- AIM OF THE EXERCISE
Reproduce all the entries exactly and keep the pictures out.

- SOURCE INFORMATION

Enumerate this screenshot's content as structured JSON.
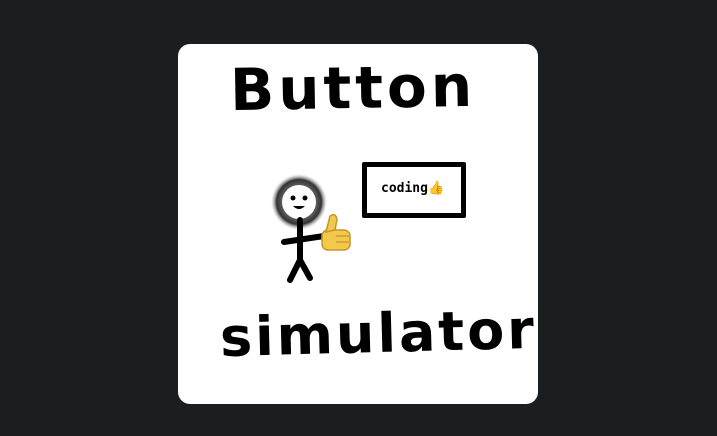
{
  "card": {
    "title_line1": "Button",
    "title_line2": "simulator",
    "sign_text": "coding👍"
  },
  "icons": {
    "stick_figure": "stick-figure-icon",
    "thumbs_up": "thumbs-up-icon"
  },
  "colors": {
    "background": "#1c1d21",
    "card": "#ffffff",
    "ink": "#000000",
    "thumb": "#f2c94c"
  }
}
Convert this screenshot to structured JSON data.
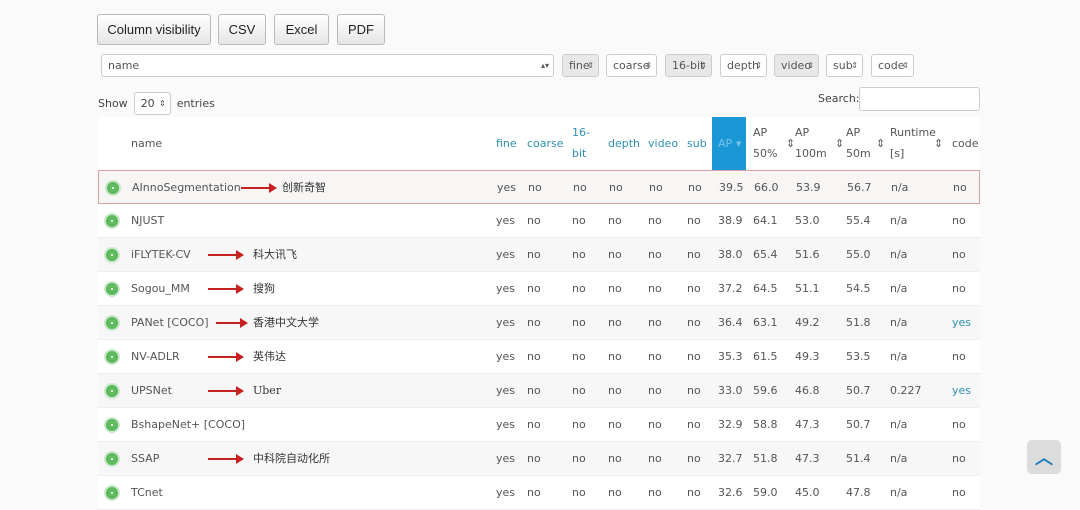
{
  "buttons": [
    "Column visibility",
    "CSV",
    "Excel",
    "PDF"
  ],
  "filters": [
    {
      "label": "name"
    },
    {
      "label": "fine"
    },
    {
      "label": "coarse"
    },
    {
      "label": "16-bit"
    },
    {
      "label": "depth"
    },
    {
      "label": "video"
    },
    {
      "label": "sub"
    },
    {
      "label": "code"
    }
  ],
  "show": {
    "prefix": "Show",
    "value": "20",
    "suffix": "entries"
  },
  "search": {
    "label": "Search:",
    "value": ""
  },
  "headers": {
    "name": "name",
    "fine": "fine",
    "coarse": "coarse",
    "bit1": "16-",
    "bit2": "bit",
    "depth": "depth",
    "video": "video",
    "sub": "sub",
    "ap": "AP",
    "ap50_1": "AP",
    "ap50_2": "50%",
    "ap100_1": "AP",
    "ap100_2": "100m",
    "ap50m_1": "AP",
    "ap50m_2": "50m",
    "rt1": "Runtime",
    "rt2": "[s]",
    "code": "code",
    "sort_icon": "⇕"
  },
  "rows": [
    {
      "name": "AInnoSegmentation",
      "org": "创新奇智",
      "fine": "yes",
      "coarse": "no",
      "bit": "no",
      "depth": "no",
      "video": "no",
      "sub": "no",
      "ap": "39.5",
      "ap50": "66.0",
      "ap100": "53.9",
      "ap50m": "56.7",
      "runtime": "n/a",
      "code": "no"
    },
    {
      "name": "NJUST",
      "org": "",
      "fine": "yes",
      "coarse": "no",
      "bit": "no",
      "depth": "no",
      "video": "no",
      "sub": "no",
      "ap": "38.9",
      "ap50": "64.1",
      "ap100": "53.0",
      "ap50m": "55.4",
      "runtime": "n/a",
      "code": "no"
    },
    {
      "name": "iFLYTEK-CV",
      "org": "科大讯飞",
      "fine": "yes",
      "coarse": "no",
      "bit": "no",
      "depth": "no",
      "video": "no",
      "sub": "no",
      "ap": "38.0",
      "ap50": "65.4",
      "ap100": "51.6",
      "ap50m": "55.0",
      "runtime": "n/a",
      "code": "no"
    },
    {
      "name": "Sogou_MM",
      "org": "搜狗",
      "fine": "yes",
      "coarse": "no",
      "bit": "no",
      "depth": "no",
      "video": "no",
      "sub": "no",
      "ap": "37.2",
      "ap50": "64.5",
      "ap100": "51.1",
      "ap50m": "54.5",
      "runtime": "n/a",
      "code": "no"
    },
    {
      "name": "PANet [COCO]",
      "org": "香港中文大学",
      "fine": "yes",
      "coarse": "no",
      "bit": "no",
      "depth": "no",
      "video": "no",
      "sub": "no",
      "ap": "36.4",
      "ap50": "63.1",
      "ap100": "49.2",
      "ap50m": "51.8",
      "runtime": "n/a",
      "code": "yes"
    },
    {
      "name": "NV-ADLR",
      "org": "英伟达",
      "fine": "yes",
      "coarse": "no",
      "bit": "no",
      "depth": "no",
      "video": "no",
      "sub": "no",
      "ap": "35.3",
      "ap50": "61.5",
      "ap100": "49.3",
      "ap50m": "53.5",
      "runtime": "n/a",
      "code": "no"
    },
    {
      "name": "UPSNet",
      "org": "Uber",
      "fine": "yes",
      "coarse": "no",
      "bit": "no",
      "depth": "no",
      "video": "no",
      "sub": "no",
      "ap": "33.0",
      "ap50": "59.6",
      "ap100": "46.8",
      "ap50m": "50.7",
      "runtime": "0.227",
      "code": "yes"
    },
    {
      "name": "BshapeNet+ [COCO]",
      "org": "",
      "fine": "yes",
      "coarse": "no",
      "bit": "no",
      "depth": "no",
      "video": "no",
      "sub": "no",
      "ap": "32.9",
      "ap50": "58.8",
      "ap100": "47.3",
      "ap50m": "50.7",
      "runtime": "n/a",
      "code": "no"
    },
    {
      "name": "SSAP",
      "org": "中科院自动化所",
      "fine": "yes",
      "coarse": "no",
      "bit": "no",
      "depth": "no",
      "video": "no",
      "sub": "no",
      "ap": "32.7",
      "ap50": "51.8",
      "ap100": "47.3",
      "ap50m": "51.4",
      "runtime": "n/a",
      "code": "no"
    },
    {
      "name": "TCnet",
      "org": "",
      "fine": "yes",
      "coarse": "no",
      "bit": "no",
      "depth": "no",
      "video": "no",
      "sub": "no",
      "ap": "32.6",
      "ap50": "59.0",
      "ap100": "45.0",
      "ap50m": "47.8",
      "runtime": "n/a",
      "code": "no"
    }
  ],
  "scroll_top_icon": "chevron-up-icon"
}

- OUTPUT
Enumerate this screenshot's content as structured JSON.
{
  "card": {
    "title_line1": "Button",
    "title_line2": "simulator",
    "sign_text": "coding👍"
  },
  "icons": {
    "stick_figure": "stick-figure-icon",
    "thumbs_up": "thumbs-up-icon"
  },
  "colors": {
    "background": "#1c1d21",
    "card": "#ffffff",
    "ink": "#000000",
    "thumb": "#f2c94c"
  }
}
Convert this screenshot to structured JSON data.
{
  "buttons": [
    "Column visibility",
    "CSV",
    "Excel",
    "PDF"
  ],
  "filters": [
    {
      "label": "name"
    },
    {
      "label": "fine"
    },
    {
      "label": "coarse"
    },
    {
      "label": "16-bit"
    },
    {
      "label": "depth"
    },
    {
      "label": "video"
    },
    {
      "label": "sub"
    },
    {
      "label": "code"
    }
  ],
  "show": {
    "prefix": "Show",
    "value": "20",
    "suffix": "entries"
  },
  "search": {
    "label": "Search:",
    "value": ""
  },
  "headers": {
    "name": "name",
    "fine": "fine",
    "coarse": "coarse",
    "bit1": "16-",
    "bit2": "bit",
    "depth": "depth",
    "video": "video",
    "sub": "sub",
    "ap": "AP",
    "ap50_1": "AP",
    "ap50_2": "50%",
    "ap100_1": "AP",
    "ap100_2": "100m",
    "ap50m_1": "AP",
    "ap50m_2": "50m",
    "rt1": "Runtime",
    "rt2": "[s]",
    "code": "code",
    "sort_icon": "⇕"
  },
  "rows": [
    {
      "name": "AInnoSegmentation",
      "org": "创新奇智",
      "fine": "yes",
      "coarse": "no",
      "bit": "no",
      "depth": "no",
      "video": "no",
      "sub": "no",
      "ap": "39.5",
      "ap50": "66.0",
      "ap100": "53.9",
      "ap50m": "56.7",
      "runtime": "n/a",
      "code": "no"
    },
    {
      "name": "NJUST",
      "org": "",
      "fine": "yes",
      "coarse": "no",
      "bit": "no",
      "depth": "no",
      "video": "no",
      "sub": "no",
      "ap": "38.9",
      "ap50": "64.1",
      "ap100": "53.0",
      "ap50m": "55.4",
      "runtime": "n/a",
      "code": "no"
    },
    {
      "name": "iFLYTEK-CV",
      "org": "科大讯飞",
      "fine": "yes",
      "coarse": "no",
      "bit": "no",
      "depth": "no",
      "video": "no",
      "sub": "no",
      "ap": "38.0",
      "ap50": "65.4",
      "ap100": "51.6",
      "ap50m": "55.0",
      "runtime": "n/a",
      "code": "no"
    },
    {
      "name": "Sogou_MM",
      "org": "搜狗",
      "fine": "yes",
      "coarse": "no",
      "bit": "no",
      "depth": "no",
      "video": "no",
      "sub": "no",
      "ap": "37.2",
      "ap50": "64.5",
      "ap100": "51.1",
      "ap50m": "54.5",
      "runtime": "n/a",
      "code": "no"
    },
    {
      "name": "PANet [COCO]",
      "org": "香港中文大学",
      "fine": "yes",
      "coarse": "no",
      "bit": "no",
      "depth": "no",
      "video": "no",
      "sub": "no",
      "ap": "36.4",
      "ap50": "63.1",
      "ap100": "49.2",
      "ap50m": "51.8",
      "runtime": "n/a",
      "code": "yes"
    },
    {
      "name": "NV-ADLR",
      "org": "英伟达",
      "fine": "yes",
      "coarse": "no",
      "bit": "no",
      "depth": "no",
      "video": "no",
      "sub": "no",
      "ap": "35.3",
      "ap50": "61.5",
      "ap100": "49.3",
      "ap50m": "53.5",
      "runtime": "n/a",
      "code": "no"
    },
    {
      "name": "UPSNet",
      "org": "Uber",
      "fine": "yes",
      "coarse": "no",
      "bit": "no",
      "depth": "no",
      "video": "no",
      "sub": "no",
      "ap": "33.0",
      "ap50": "59.6",
      "ap100": "46.8",
      "ap50m": "50.7",
      "runtime": "0.227",
      "code": "yes"
    },
    {
      "name": "BshapeNet+ [COCO]",
      "org": "",
      "fine": "yes",
      "coarse": "no",
      "bit": "no",
      "depth": "no",
      "video": "no",
      "sub": "no",
      "ap": "32.9",
      "ap50": "58.8",
      "ap100": "47.3",
      "ap50m": "50.7",
      "runtime": "n/a",
      "code": "no"
    },
    {
      "name": "SSAP",
      "org": "中科院自动化所",
      "fine": "yes",
      "coarse": "no",
      "bit": "no",
      "depth": "no",
      "video": "no",
      "sub": "no",
      "ap": "32.7",
      "ap50": "51.8",
      "ap100": "47.3",
      "ap50m": "51.4",
      "runtime": "n/a",
      "code": "no"
    },
    {
      "name": "TCnet",
      "org": "",
      "fine": "yes",
      "coarse": "no",
      "bit": "no",
      "depth": "no",
      "video": "no",
      "sub": "no",
      "ap": "32.6",
      "ap50": "59.0",
      "ap100": "45.0",
      "ap50m": "47.8",
      "runtime": "n/a",
      "code": "no"
    }
  ],
  "scroll_top_icon": "chevron-up-icon"
}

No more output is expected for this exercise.